Here, “celebrated futurist” (according to the book’s description) Khanna basically does all he can to trash anything remotely Western (and particularly American) while seeking a society that is technologically tyrannical and ruled by the young. (Thus, “technotyrannical neoarchy”.) His hubris in claiming that technology and skills are all that matters – and not pesky things like basic human rights and physical geographies – is utterly mind blowing. And his lack of documentation – barely 10% of this advanced reader copy edition I read was bibliography – is truly astounding for such major claims. Perhaps he thinks he gets away with this by claiming to be a “futurist”? Your projections are only as good as your source material, bub, and I expect to see it if you want to make such utterly fantastical claims as claiming that Wakanda is a possibly real society (specifically in saying that Black Panther is a “futuristic” film without ever even alluding to the term “science fiction”, as in “Black Panther is a futuristic science fiction film”) or that iFunny is a major Gen Z social media platform.
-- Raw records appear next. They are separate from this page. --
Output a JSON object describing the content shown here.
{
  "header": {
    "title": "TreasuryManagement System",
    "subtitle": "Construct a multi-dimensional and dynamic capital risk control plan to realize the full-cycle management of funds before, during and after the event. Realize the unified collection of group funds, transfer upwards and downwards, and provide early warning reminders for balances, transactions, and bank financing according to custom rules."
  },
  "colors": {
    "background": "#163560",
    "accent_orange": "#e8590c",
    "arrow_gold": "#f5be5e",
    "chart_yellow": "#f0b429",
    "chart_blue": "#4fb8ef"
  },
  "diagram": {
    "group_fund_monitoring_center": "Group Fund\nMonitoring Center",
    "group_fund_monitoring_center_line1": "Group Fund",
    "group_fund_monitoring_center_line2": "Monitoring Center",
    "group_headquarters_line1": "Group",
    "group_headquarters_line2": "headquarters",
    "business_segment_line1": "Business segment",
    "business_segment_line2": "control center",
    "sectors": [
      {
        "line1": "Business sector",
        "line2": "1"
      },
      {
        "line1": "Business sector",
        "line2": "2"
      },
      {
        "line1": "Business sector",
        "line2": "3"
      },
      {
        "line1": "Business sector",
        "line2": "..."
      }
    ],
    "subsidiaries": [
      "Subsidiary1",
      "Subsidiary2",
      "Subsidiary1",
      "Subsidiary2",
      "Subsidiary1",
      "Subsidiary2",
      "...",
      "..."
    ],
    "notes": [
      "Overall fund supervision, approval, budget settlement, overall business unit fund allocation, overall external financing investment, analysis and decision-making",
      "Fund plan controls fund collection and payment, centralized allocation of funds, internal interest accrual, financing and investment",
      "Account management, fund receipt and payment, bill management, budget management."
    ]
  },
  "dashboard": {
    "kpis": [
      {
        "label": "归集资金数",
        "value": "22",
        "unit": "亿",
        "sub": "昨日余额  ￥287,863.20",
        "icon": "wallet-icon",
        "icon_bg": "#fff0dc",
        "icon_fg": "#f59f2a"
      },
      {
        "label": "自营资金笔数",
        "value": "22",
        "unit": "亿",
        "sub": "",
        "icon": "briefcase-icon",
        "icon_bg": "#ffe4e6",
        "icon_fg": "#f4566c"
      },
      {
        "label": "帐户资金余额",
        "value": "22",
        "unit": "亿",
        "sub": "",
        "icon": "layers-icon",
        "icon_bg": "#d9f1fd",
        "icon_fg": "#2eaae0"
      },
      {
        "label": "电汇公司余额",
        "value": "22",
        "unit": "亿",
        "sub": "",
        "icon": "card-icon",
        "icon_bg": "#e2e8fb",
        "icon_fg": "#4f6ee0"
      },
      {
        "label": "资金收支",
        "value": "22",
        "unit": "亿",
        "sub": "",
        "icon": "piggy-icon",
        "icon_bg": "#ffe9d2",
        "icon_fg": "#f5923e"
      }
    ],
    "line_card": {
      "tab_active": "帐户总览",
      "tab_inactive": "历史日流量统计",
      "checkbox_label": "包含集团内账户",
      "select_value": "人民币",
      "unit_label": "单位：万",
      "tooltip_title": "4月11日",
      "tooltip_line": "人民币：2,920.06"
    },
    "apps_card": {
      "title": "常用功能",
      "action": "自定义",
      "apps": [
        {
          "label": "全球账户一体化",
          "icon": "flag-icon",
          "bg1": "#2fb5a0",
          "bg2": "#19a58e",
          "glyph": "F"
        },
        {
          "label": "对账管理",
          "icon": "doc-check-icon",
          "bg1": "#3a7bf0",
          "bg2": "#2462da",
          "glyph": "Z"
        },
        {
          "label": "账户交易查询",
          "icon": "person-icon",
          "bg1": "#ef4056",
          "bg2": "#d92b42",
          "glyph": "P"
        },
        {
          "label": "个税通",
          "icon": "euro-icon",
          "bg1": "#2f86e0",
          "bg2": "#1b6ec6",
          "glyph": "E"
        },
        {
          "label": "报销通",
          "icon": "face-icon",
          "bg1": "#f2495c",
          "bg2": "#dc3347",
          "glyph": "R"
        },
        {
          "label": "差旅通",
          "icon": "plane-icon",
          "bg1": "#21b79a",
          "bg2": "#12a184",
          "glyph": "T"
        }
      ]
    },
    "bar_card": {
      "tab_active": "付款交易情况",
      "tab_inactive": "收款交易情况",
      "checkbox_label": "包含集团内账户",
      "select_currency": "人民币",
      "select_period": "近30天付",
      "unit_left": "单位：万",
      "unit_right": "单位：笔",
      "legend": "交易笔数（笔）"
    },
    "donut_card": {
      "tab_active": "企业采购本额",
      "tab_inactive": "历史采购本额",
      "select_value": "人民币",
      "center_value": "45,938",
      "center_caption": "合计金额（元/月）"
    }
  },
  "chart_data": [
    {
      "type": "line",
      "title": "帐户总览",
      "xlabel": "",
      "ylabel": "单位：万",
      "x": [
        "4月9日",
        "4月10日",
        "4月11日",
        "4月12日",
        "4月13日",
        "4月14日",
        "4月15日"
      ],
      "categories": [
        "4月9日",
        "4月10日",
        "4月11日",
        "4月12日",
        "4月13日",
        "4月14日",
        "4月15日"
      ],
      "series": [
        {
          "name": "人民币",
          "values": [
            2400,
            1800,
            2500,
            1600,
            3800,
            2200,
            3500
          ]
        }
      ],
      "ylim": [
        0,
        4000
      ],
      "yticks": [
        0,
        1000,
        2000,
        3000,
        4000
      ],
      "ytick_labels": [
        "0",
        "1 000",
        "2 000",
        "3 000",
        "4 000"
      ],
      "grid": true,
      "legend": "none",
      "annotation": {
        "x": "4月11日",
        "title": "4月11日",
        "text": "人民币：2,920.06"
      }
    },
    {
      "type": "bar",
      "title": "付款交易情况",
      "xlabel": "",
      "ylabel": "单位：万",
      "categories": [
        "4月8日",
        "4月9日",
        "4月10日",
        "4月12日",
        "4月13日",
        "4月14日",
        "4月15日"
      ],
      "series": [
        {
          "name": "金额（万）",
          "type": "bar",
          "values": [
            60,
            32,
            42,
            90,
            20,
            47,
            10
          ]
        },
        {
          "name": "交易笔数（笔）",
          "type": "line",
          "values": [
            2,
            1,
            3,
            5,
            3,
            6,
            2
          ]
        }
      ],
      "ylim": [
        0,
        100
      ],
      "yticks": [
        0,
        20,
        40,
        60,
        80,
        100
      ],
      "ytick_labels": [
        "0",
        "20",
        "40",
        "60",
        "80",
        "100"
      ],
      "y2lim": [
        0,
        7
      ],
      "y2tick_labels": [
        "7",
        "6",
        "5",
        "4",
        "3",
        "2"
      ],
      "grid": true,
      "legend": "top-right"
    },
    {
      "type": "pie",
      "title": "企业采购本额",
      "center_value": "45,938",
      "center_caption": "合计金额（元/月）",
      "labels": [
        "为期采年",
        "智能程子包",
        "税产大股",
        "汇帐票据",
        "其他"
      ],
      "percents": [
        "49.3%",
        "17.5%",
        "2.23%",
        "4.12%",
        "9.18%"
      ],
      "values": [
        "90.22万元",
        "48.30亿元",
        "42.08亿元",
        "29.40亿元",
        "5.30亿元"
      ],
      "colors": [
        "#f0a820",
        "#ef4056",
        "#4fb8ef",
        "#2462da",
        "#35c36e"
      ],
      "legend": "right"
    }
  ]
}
Also, proclaiming the mobile home to be the “ultimate symbol of the new American mobility” is so utterly laughable in and of itself that this book should not be classified in any genre but humor.
If you’re reading this review and want actual looks at how migration works and the various issues world powers will be looking at over the coming decades, you’re *MUCH* better off with Sonia Shah’s The Next Great Migration or Tim Marshall’s The Power Of Geography and Prisoners of Geography – yes, even with Marshall’s own shortsightedness on some issues.
This book is thus not recommended at all, unless you happen to have high tolerances for pain and are particularly masochistic. Which is a major shame, since the title and subtitle were so promising.
Remarkable Look At Often Unnoticed Regions. Marshall’s prior work in this space, Prisoners of Geography, was much lauded and at least a bit derided. Here, well, the exact same approaches and reasonings abound, so whatever you thought of that first text will likely be similar to your feelings about this text, where he analyzes regions that many don’t think of. The Space chapter (the final chapter) actually discusses the real-world power plays that Matthew Mather’s CyberStorm series of fiction books uses to spin some great yet fictional tales around, while other chapters such as that on Ethiopia, the Sahel, Iran, and Australia do remarkable jobs of showing both the history and current issues facing these regions. Truly an enlightening look at global issues, and one that everyone should read more as a “global politics 101” level of information, if for no other reason. Great work, and very much recommended.
Interesting Concepts. Marshall presents an interesting case of geopolitics from a geographical perspective, and while quite a bit of it makes perfect sense, there are also times where he presents an idea as perfectly obvious… when it actually isn’t/ wasn’t. For example, he claims that once America gained access to the Pacific Ocean in the 19th century via the Oregon Territory, it was destined to become a great world power simply because it had direct access to both of the world’s great oceans. If it was so perfectly obvious, why did it take another century or so – for this barely century old nation at the time – to achieve such supremacy? But the cases Marshall does make, he makes many interesting points on that even I had never considered, and I consider myself a fairly learned and analytical person. He also does so with great humor, which makes what could have been a much drier, more academic treatise into a much more enjoyable read. So read this thing. It has some good ideas and you’ll be entertained. Just don’t believe every word it says, and keep a critical eye on all things at all times. Recommended.